SOURCE DATA Block Start

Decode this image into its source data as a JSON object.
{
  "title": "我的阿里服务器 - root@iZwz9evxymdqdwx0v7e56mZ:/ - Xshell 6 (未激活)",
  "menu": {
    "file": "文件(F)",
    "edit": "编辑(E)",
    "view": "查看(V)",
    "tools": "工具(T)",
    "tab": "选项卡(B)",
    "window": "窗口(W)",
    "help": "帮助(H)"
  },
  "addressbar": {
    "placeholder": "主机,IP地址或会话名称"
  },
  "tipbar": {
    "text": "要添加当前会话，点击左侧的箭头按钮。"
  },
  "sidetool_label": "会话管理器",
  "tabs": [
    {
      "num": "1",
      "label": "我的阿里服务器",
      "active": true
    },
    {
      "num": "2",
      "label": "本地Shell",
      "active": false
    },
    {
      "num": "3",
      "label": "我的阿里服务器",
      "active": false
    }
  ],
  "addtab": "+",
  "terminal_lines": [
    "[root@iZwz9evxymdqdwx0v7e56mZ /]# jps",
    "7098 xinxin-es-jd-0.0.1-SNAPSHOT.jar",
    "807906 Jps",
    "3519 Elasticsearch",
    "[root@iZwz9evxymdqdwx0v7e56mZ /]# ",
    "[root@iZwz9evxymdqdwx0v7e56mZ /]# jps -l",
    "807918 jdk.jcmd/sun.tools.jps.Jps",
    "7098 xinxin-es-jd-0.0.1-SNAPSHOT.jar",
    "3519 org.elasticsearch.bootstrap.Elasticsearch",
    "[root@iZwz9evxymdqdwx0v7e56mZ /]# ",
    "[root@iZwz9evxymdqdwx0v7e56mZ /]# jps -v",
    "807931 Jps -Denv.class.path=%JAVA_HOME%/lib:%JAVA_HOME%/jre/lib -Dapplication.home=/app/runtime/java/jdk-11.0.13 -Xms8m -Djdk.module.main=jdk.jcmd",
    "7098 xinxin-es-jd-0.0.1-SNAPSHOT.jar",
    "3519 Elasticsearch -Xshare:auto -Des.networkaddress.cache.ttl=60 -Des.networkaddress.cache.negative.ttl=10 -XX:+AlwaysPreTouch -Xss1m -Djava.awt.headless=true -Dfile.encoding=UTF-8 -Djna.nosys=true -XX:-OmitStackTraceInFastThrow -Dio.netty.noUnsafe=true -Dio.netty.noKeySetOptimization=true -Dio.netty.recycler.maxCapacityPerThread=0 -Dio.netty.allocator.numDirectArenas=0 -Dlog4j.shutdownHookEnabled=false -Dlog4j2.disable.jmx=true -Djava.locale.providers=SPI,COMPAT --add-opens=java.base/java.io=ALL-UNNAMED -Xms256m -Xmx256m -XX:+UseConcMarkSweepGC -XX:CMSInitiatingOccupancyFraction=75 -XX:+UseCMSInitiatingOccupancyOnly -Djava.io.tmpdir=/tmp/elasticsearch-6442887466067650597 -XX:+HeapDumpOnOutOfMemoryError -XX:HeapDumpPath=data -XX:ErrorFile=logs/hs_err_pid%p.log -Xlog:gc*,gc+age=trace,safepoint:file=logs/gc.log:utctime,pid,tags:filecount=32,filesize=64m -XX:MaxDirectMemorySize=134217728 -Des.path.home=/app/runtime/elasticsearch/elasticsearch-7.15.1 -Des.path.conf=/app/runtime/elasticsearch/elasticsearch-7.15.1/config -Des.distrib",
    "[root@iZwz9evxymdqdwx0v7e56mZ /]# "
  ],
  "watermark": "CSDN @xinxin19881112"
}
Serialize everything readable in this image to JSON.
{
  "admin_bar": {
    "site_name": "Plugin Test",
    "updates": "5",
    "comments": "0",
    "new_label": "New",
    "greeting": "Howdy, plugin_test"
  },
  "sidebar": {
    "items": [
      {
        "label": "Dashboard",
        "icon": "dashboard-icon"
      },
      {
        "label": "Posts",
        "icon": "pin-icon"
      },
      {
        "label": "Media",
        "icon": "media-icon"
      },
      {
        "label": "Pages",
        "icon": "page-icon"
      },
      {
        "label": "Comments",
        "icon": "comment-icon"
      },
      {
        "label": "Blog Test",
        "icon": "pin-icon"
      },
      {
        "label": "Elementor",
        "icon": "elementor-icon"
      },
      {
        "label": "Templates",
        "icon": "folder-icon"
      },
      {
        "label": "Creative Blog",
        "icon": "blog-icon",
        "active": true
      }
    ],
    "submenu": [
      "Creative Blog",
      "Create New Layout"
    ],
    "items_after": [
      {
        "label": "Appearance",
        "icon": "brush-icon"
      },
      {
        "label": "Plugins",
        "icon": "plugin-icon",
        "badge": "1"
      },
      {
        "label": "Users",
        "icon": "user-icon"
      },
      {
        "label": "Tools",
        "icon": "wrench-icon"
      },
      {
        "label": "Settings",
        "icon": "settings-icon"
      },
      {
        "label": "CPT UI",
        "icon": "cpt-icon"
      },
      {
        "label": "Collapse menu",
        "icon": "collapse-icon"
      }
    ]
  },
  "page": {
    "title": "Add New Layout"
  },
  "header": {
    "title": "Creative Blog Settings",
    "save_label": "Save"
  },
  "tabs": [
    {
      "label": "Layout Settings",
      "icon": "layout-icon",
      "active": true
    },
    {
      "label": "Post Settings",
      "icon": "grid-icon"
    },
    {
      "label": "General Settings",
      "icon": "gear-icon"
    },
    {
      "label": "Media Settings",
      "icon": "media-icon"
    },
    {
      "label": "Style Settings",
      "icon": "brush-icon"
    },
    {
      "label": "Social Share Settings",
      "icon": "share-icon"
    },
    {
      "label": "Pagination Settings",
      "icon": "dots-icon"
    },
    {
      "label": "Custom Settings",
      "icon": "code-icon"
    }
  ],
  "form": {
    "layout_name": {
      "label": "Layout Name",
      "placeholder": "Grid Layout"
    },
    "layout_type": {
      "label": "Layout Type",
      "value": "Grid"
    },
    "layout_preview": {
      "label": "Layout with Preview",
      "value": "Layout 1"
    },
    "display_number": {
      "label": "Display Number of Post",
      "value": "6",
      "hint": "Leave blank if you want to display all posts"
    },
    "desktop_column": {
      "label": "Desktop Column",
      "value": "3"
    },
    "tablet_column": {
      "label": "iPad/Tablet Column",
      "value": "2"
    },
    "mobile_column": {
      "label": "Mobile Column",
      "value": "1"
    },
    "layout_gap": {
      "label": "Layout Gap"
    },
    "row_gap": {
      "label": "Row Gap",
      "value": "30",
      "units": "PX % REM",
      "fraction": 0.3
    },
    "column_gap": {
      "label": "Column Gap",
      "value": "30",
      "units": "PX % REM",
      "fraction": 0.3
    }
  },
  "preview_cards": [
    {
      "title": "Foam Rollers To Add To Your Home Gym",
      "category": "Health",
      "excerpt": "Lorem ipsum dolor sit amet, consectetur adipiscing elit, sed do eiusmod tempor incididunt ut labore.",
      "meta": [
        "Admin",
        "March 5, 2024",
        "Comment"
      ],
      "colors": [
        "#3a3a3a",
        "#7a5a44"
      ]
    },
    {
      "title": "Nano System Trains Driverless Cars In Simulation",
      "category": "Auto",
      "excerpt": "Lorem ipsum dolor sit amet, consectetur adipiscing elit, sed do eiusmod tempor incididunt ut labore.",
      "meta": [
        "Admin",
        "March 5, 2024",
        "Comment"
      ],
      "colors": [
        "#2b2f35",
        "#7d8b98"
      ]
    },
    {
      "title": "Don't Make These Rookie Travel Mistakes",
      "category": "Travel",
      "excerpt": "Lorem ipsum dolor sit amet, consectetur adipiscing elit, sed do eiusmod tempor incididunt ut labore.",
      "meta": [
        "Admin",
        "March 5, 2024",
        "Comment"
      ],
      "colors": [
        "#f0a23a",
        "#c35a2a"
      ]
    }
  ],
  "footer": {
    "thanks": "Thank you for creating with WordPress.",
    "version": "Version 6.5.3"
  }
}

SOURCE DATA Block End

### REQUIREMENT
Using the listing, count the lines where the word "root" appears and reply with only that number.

### EXPECTED ANSWER
7